### What this task involves
Reproduce the records word for word, with nothing left out.

::::

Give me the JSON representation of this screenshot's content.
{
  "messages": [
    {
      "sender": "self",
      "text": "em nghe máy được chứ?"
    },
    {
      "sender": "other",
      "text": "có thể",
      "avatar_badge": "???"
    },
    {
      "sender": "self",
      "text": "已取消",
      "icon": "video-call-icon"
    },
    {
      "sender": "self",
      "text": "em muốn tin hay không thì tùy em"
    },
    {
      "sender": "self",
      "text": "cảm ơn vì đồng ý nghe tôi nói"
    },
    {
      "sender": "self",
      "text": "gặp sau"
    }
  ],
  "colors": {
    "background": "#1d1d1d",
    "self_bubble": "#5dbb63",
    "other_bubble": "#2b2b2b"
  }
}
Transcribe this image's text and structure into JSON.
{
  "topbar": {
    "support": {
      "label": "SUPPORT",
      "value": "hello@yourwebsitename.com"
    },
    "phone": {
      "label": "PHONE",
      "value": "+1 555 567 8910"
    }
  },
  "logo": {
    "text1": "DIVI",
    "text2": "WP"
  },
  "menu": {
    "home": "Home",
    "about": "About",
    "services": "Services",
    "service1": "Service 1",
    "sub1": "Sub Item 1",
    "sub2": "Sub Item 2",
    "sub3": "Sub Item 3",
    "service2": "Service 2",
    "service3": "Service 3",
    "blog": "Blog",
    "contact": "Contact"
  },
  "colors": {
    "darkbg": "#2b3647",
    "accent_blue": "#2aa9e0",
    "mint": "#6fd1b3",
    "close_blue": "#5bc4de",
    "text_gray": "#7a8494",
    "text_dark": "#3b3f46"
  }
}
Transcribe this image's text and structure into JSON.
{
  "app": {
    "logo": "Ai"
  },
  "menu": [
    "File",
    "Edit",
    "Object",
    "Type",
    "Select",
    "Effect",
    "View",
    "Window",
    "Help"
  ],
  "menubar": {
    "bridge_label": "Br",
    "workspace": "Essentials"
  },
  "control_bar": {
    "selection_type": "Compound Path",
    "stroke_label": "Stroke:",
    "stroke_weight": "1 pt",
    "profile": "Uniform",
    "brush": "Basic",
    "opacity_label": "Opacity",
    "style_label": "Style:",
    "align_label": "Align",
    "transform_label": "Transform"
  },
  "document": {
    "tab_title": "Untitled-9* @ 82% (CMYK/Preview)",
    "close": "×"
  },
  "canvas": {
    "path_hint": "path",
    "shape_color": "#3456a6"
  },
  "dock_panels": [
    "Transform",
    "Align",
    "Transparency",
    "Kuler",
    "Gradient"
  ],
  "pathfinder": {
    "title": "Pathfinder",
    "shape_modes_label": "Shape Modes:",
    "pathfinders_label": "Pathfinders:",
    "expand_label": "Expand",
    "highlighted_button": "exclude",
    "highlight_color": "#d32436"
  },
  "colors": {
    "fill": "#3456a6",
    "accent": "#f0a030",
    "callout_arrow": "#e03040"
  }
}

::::

### Answer space
Give me the JSON representation of this screenshot's content.
{
  "messages": [
    {
      "sender": "self",
      "text": "em nghe máy được chứ?"
    },
    {
      "sender": "other",
      "text": "có thể",
      "avatar_badge": "???"
    },
    {
      "sender": "self",
      "text": "已取消",
      "icon": "video-call-icon"
    },
    {
      "sender": "self",
      "text": "em muốn tin hay không thì tùy em"
    },
    {
      "sender": "self",
      "text": "cảm ơn vì đồng ý nghe tôi nói"
    },
    {
      "sender": "self",
      "text": "gặp sau"
    }
  ],
  "colors": {
    "background": "#1d1d1d",
    "self_bubble": "#5dbb63",
    "other_bubble": "#2b2b2b"
  }
}
Transcribe this image's text and structure into JSON.
{
  "topbar": {
    "support": {
      "label": "SUPPORT",
      "value": "hello@yourwebsitename.com"
    },
    "phone": {
      "label": "PHONE",
      "value": "+1 555 567 8910"
    }
  },
  "logo": {
    "text1": "DIVI",
    "text2": "WP"
  },
  "menu": {
    "home": "Home",
    "about": "About",
    "services": "Services",
    "service1": "Service 1",
    "sub1": "Sub Item 1",
    "sub2": "Sub Item 2",
    "sub3": "Sub Item 3",
    "service2": "Service 2",
    "service3": "Service 3",
    "blog": "Blog",
    "contact": "Contact"
  },
  "colors": {
    "darkbg": "#2b3647",
    "accent_blue": "#2aa9e0",
    "mint": "#6fd1b3",
    "close_blue": "#5bc4de",
    "text_gray": "#7a8494",
    "text_dark": "#3b3f46"
  }
}
Transcribe this image's text and structure into JSON.
{
  "app": {
    "logo": "Ai"
  },
  "menu": [
    "File",
    "Edit",
    "Object",
    "Type",
    "Select",
    "Effect",
    "View",
    "Window",
    "Help"
  ],
  "menubar": {
    "bridge_label": "Br",
    "workspace": "Essentials"
  },
  "control_bar": {
    "selection_type": "Compound Path",
    "stroke_label": "Stroke:",
    "stroke_weight": "1 pt",
    "profile": "Uniform",
    "brush": "Basic",
    "opacity_label": "Opacity",
    "style_label": "Style:",
    "align_label": "Align",
    "transform_label": "Transform"
  },
  "document": {
    "tab_title": "Untitled-9* @ 82% (CMYK/Preview)",
    "close": "×"
  },
  "canvas": {
    "path_hint": "path",
    "shape_color": "#3456a6"
  },
  "dock_panels": [
    "Transform",
    "Align",
    "Transparency",
    "Kuler",
    "Gradient"
  ],
  "pathfinder": {
    "title": "Pathfinder",
    "shape_modes_label": "Shape Modes:",
    "pathfinders_label": "Pathfinders:",
    "expand_label": "Expand",
    "highlighted_button": "exclude",
    "highlight_color": "#d32436"
  },
  "colors": {
    "fill": "#3456a6",
    "accent": "#f0a030",
    "callout_arrow": "#e03040"
  }
}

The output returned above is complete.